It goes without saying that if you sustain an injury on the job, you should receive compensation. However, many office employees suffer repetitive stress injuries at work and neglect to file a claim under the impression that the situation is too minor to warrant action.
In the state of California, employees need only prove that their job is a “contributing cause” to an injury in order to receive workers’ compensation. Learning more about compensation law will help you receive the financial support you deserve in the event you become hurt at the office.
What is a contributing cause?
According to California regulations on the topic of work-relatedness, employers must consider an injury or illness to be work-related if the work environment is a cause or even a contributing factor to the condition. For example, an office worker suffering from carpal tunnel syndrome can claim that the condition is work-related due to the repetitive wrist motions required when typing or performing similar tasks. This remains the case even if the individual performs similar actions off the job that also contribute to the condition.
How can I prove my job contributes to an injury?
You should collect as much evidence as possible to prove that your injury is work-related. Start by keeping accurate personal records on much time you spend performing contributing tasks. Receiving reports from a doctor that diagnose the condition and lists harmful motions is an even better course of action.

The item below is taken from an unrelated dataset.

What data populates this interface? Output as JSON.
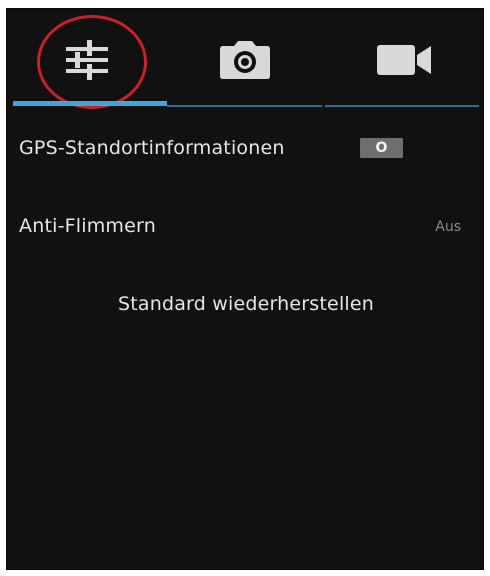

If you are one of the many California office workers suffering from a cumulative trauma injury, you might be overlooking financial compensation that you have every right to claim. It is entirely likely that your day-to-day tasks at work are contributing to a harmful condition.